A few months ago, I came up with an idea for a new music player app for phones, laptops, desktops, etc. I've been too busy with other things to get very far with it, which has been frustrating, because it's something I'm excited about. Today it's more frustrating, because Google scooped me a bit with their Nexus Q music appliance. I what I've been planning is better (simpler to use and you don't have to buy a new amp), but my ideas seem a bit less revolutionary with theirs all over the news. Yesterday would have been a good day for me to blog about it, but today will have to do.
I call it fogjammer, and the basic idea is this: the app shares your music and ratings with other instances of itself on the local network. So when your friend has shuffle-play going at home and you drop by, your music is immediately and automatically included. Also, the part that's choosing which songs to play now looks at both your preferences and plays music that you both might like and avoids anything either of you doesn't like.
As with Google's product, we'd want there to be a way for people to manually adjust the playlist, but I think in many cases that would be Plan B, and Plan A would be "just turn the music on", knowing it won't play anything by that band you hate, at least until you leave.
There's certainly an option for hooking this up to a variety of cloud-based services (acquiring new music, sync'ing music and ratings, publishing your listening habits, clever shuffle algorithms that need large databases), but I would not want to get into the legal quagmire or bandwidth expense of pushing music through the cloud myself.

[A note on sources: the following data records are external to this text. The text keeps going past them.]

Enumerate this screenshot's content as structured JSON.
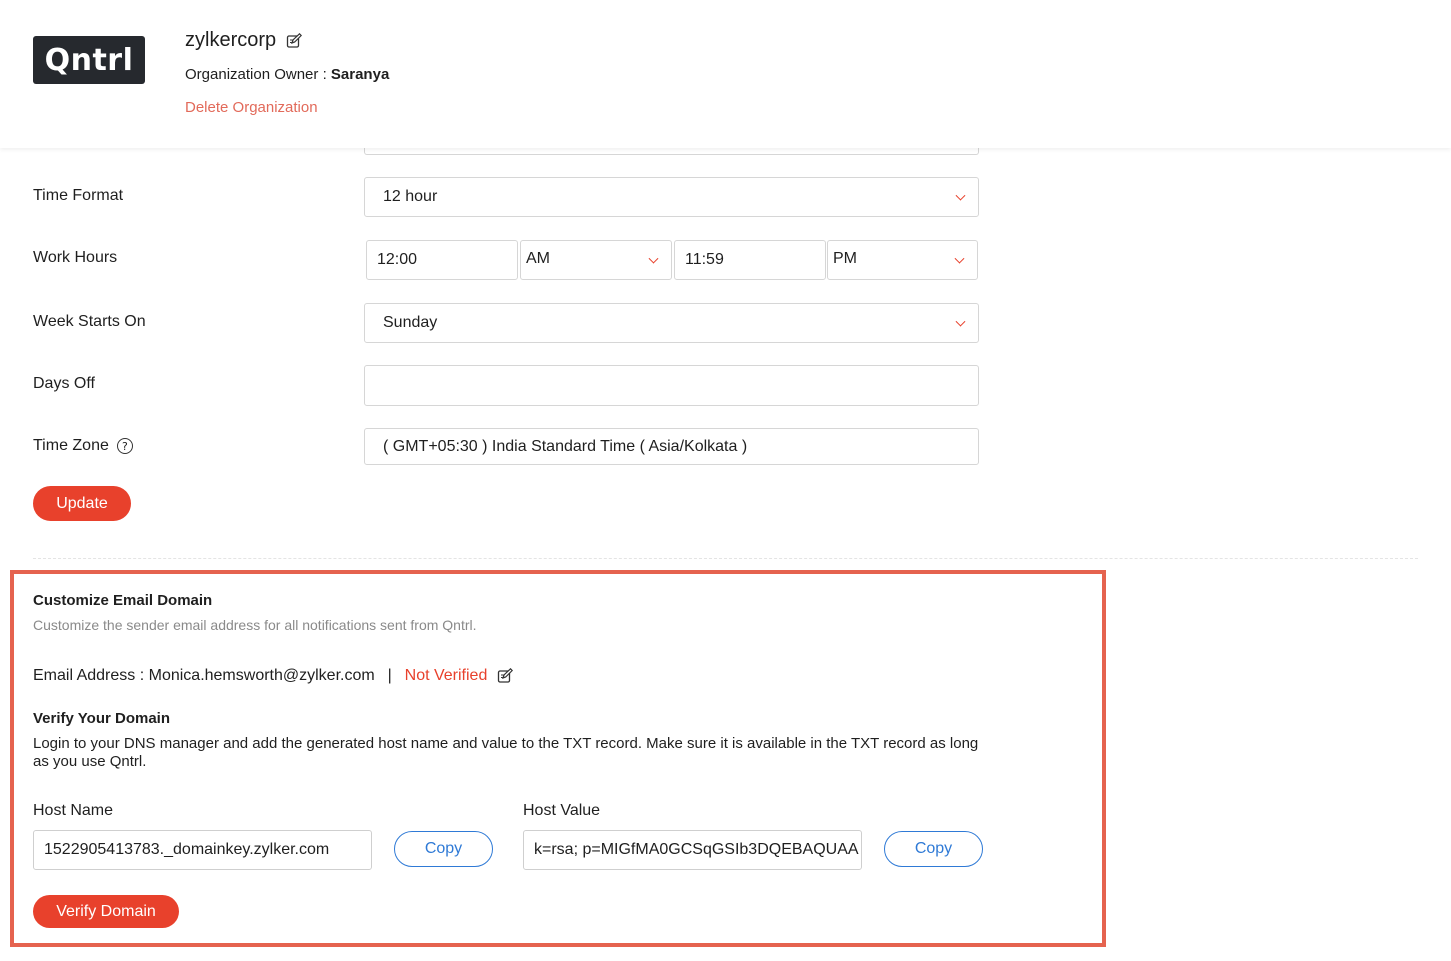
{
  "header": {
    "logo_text": "Qntrl",
    "org_name": "zylkercorp",
    "owner_label": "Organization Owner : ",
    "owner_name": "Saranya",
    "delete_label": "Delete Organization"
  },
  "settings": {
    "time_format": {
      "label": "Time Format",
      "value": "12 hour"
    },
    "work_hours": {
      "label": "Work Hours",
      "start_time": "12:00",
      "start_period": "AM",
      "end_time": "11:59",
      "end_period": "PM"
    },
    "week_starts_on": {
      "label": "Week Starts On",
      "value": "Sunday"
    },
    "days_off": {
      "label": "Days Off",
      "value": ""
    },
    "time_zone": {
      "label": "Time Zone",
      "value": "( GMT+05:30 ) India Standard Time ( Asia/Kolkata )",
      "help_icon": "question-circle-icon"
    },
    "update_label": "Update"
  },
  "email_domain": {
    "title": "Customize Email Domain",
    "description": "Customize the sender email address for all notifications sent from Qntrl.",
    "email_prefix": "Email Address : ",
    "email": "Monica.hemsworth@zylker.com",
    "separator": "  |  ",
    "status": "Not Verified",
    "verify_title": "Verify Your Domain",
    "verify_desc": "Login to your DNS manager and add the generated host name and value to the TXT record. Make sure it is available in the TXT record as long as you use Qntrl.",
    "host_name_label": "Host Name",
    "host_name_value": "1522905413783._domainkey.zylker.com",
    "host_value_label": "Host Value",
    "host_value_value": "k=rsa; p=MIGfMA0GCSqGSIb3DQEBAQUAA",
    "copy_label": "Copy",
    "verify_button": "Verify Domain"
  },
  "colors": {
    "accent": "#e8412c",
    "link_blue": "#2f7ad6",
    "highlight_border": "#e5634f"
  }
}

All I have at this point is a placeholder at GitHub and a pile of notes, some Android music apps I can build on, and a couple uPnP libraries to mess with. Perhaps Google will roll in these features and beat me to it, though hopefully I can get enough traction to attract some a few collaborators and get this off the ground properly.